variety of ways. Strategies include usingmaterials with higher thermal
conductivity; applying thermal grease to provide better contact between
interfaces; increasing the surface areas of the heat sinks; and reducing the
length of heat paths.
Big party tonight and the beer is at room temperature. How long until it's
drinkable? Unable to resist getting an answer to this important question, we
immediately rushed out and bought a couple of warm six-packs (of soda, since
anything stronger would have prevented us from meeting deadlines). Under
admittedly unscientific conditions, we intended to pit the Igloo
SpaceMateTM against the Danby Designer (a comparable,
compressor-based dorm-size fridge) in a head-to-head competition.
To even out the playing field, we turned both temperature dials to "maximum"
and stocked each unit the night before with an assortment of condiments. The
soda--measuring in at a slightly cooler temperature (70F) than our stuffy office
(74F)went in first thing the next morning. Then we sat back in anticipation.
Every hour or so, we'd shove a kitchen thermometer into an open can, record the
temperature, and take a sip.
Two hours later, we pronounced the soda in the Danby Designer drinkable at a
temperature of 40F. And although the soda in the SpaceMateTM Igloo
was only at 48F, we deemed it within acceptable limits for drinking, too.
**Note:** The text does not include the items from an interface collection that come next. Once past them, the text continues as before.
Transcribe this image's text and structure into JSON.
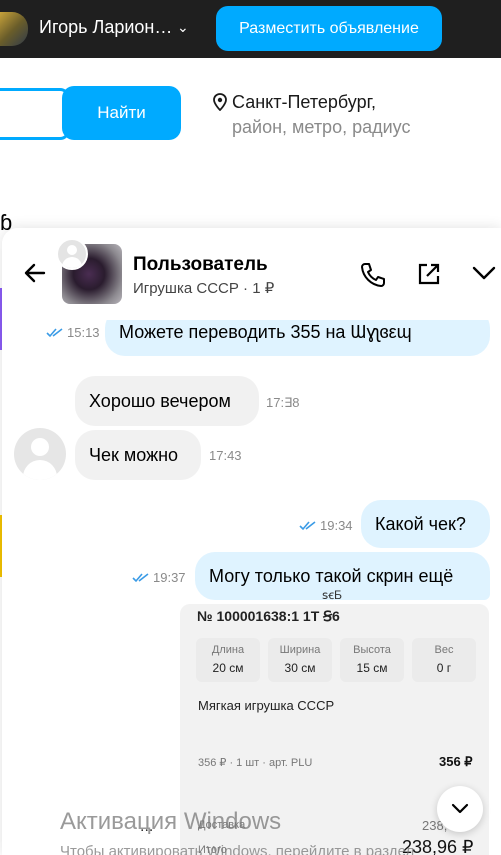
{
  "topbar": {
    "user_name": "Игорь Ларион…",
    "chevron": "⌄",
    "post_button": "Разместить объявление"
  },
  "search": {
    "button": "Найти",
    "city": "Санкт-Петербург,",
    "region": "район, метро, радиус"
  },
  "background_glyph": "ɓ",
  "chat": {
    "user": "Пользователь",
    "item": "Игрушка СССР · 1 ₽",
    "messages": [
      {
        "dir": "out",
        "text": "Можете переводить 355 на  Ɯɣʅɞεɰ",
        "time": "15:13"
      },
      {
        "dir": "in",
        "text": "Хорошо вечером",
        "time": "17:∃8"
      },
      {
        "dir": "in",
        "text": "Чек можно",
        "time": "17:43"
      },
      {
        "dir": "out",
        "text": "Какой чек?",
        "time": "19:34"
      },
      {
        "dir": "out",
        "text": "Могу только такой скрин ещё",
        "time": "19:37"
      }
    ],
    "caption_fragment": "ꜱꞓƂ",
    "receipt": {
      "number": "№ 100001638:1 1T Ꞩ6",
      "dims": [
        {
          "label": "Длина",
          "value": "20 см"
        },
        {
          "label": "Ширина",
          "value": "30 см"
        },
        {
          "label": "Высота",
          "value": "15 см"
        },
        {
          "label": "Вес",
          "value": "0 г"
        }
      ],
      "title": "Мягкая игрушка СССР",
      "line": "356 ₽ · 1 шт · арт. PLU",
      "line_price": "356 ₽",
      "delivery_label": "Доставка",
      "delivery_value": "238,",
      "total_label": "Итого",
      "total_value": "238,96 ₽"
    },
    "typing": "..."
  },
  "watermark": {
    "title": "Активация Windows",
    "subtitle": "Чтобы активировать Windows, перейдите в раздел"
  },
  "colors": {
    "accent": "#00aaff",
    "topbar": "#1f1f1f",
    "out_bubble": "#dff3ff",
    "in_bubble": "#f1f1f1"
  }
}
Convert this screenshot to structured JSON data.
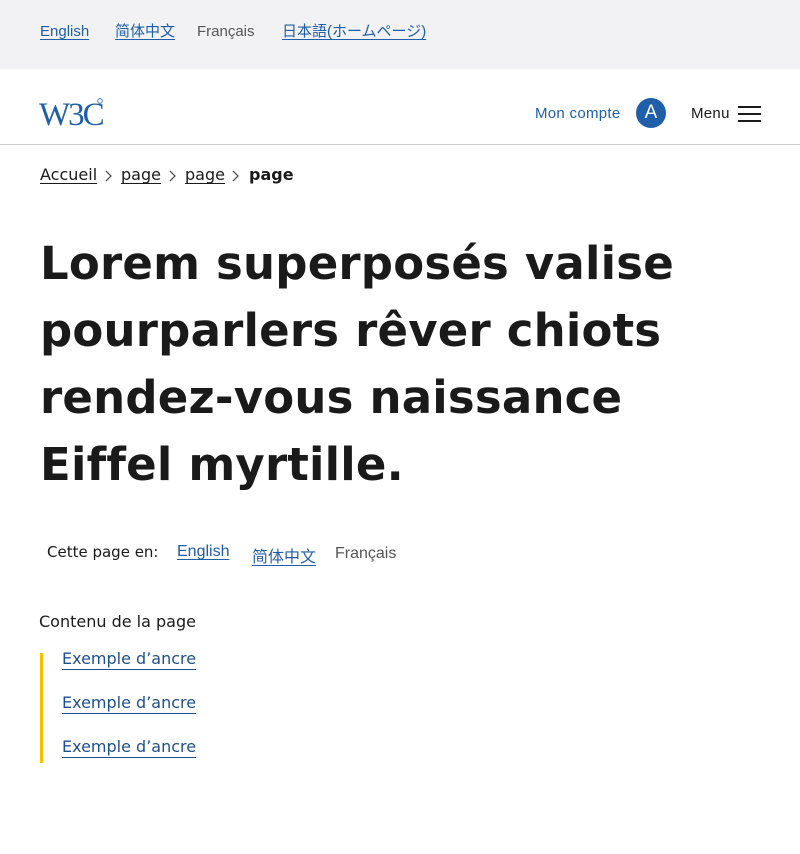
{
  "language_bar": {
    "items": [
      {
        "label": "English",
        "current": false
      },
      {
        "label": "简体中文",
        "current": false
      },
      {
        "label": "Français",
        "current": true
      },
      {
        "label": "日本語(ホームページ)",
        "current": false
      }
    ]
  },
  "header": {
    "logo_text": "W3C",
    "account_label": "Mon compte",
    "avatar_initial": "A",
    "menu_label": "Menu"
  },
  "breadcrumb": {
    "items": [
      "Accueil",
      "page",
      "page"
    ],
    "current": "page"
  },
  "page": {
    "title": "Lorem superposés valise pourparlers rêver chiots rendez-vous naissance Eiffel myrtille."
  },
  "page_languages": {
    "label": "Cette page en:",
    "items": [
      {
        "label": "English",
        "current": false
      },
      {
        "label": "简体中文",
        "current": false
      },
      {
        "label": "Français",
        "current": true
      }
    ]
  },
  "toc": {
    "title": "Contenu de la page",
    "items": [
      "Exemple d’ancre",
      "Exemple d’ancre",
      "Exemple d’ancre"
    ]
  },
  "colors": {
    "link": "#1f5ea8",
    "toc_accent": "#f2c200",
    "language_bar_bg": "#f2f2f4"
  }
}
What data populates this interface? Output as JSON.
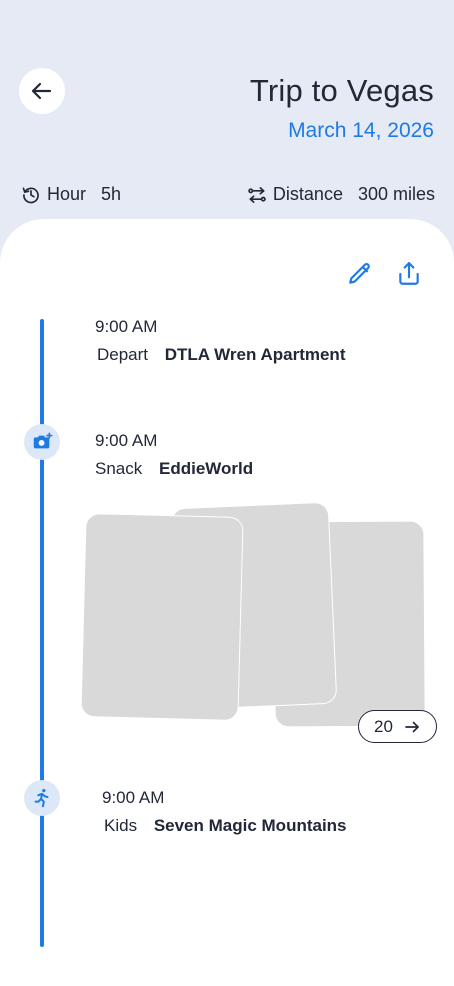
{
  "header": {
    "title": "Trip to Vegas",
    "date": "March 14, 2026",
    "back_icon": "arrow-left-icon"
  },
  "stats": {
    "hour_label": "Hour",
    "hour_value": "5h",
    "distance_label": "Distance",
    "distance_value": "300 miles"
  },
  "actions": {
    "edit_icon": "pencil-icon",
    "share_icon": "share-icon"
  },
  "timeline": {
    "entries": [
      {
        "time": "9:00 AM",
        "category": "Depart",
        "place": "DTLA Wren Apartment",
        "badge_icon": ""
      },
      {
        "time": "9:00 AM",
        "category": "Snack",
        "place": "EddieWorld",
        "badge_icon": "camera-add-icon"
      },
      {
        "time": "9:00 AM",
        "category": "Kids",
        "place": "Seven Magic Mountains",
        "badge_icon": "running-person-icon"
      }
    ]
  },
  "photos": {
    "count": "20"
  },
  "colors": {
    "accent": "#1f7ae6",
    "background": "#e6eaf4",
    "text": "#222838",
    "placeholder": "#d9d9d9"
  }
}
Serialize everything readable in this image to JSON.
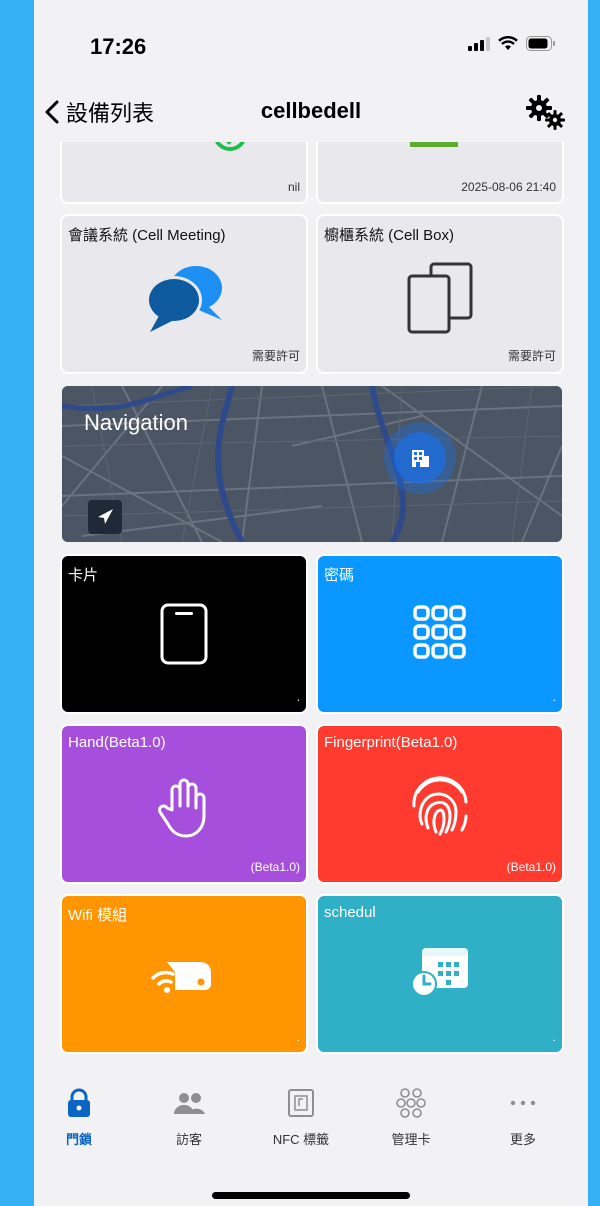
{
  "status": {
    "time": "17:26"
  },
  "nav": {
    "back_label": "設備列表",
    "title": "cellbedell"
  },
  "tiles": {
    "top_left_foot": "nil",
    "top_right_foot": "2025-08-06 21:40",
    "meeting": {
      "title": "會議系統 (Cell Meeting)",
      "foot": "需要許可"
    },
    "box": {
      "title": "櫥櫃系統 (Cell Box)",
      "foot": "需要許可"
    },
    "navigation": {
      "title": "Navigation"
    },
    "card": {
      "title": "卡片",
      "foot": "."
    },
    "password": {
      "title": "密碼",
      "foot": "."
    },
    "hand": {
      "title": "Hand(Beta1.0)",
      "foot": "(Beta1.0)"
    },
    "fingerprint": {
      "title": "Fingerprint(Beta1.0)",
      "foot": "(Beta1.0)"
    },
    "wifi": {
      "title": "Wifi 模組",
      "foot": "."
    },
    "schedule": {
      "title": "schedul",
      "foot": "."
    }
  },
  "tabbar": {
    "items": [
      {
        "label": "門鎖"
      },
      {
        "label": "訪客"
      },
      {
        "label": "NFC 標籤"
      },
      {
        "label": "管理卡"
      },
      {
        "label": "更多"
      }
    ]
  },
  "colors": {
    "card": "#000000",
    "password": "#0a97ff",
    "hand": "#a64fdc",
    "fingerprint": "#ff3b30",
    "wifi": "#ff9500",
    "schedule": "#30b0c7",
    "accent": "#0a66c2"
  }
}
Over
time, the temperature difference became almost negligible. Our conclusion? The
compressor must be more efficient, since it cooled the soda down somewhat
quicker . But it was sort of a wash, since we didn't detect a really noticeable
difference in temperature. Plus, the Igloo can actually hold nine more 12-oz
cans than the Danby.
We shared our data with engineers at Igloo and Tellurex who designed the
SpaceMateTM. And although they chided us for our loose experimental
controls, they did agree at least in principle with our conclusions. "In
general, less work is consumed whenever you use a phase change to move heat, so
a compressor is going to move the heat a little bit faster," says Chuck Cauchy,
president of Tellurex. Yet, he notes, the cooling rate of any thermoelectric
system depends on a number of variables including how much cooling capacity is
designed into the system and the efficiency of the heat exchanger. "For enough
money, you can always boost performance. The challenge is deciding how good is
good enough to sell a product at an acceptable price."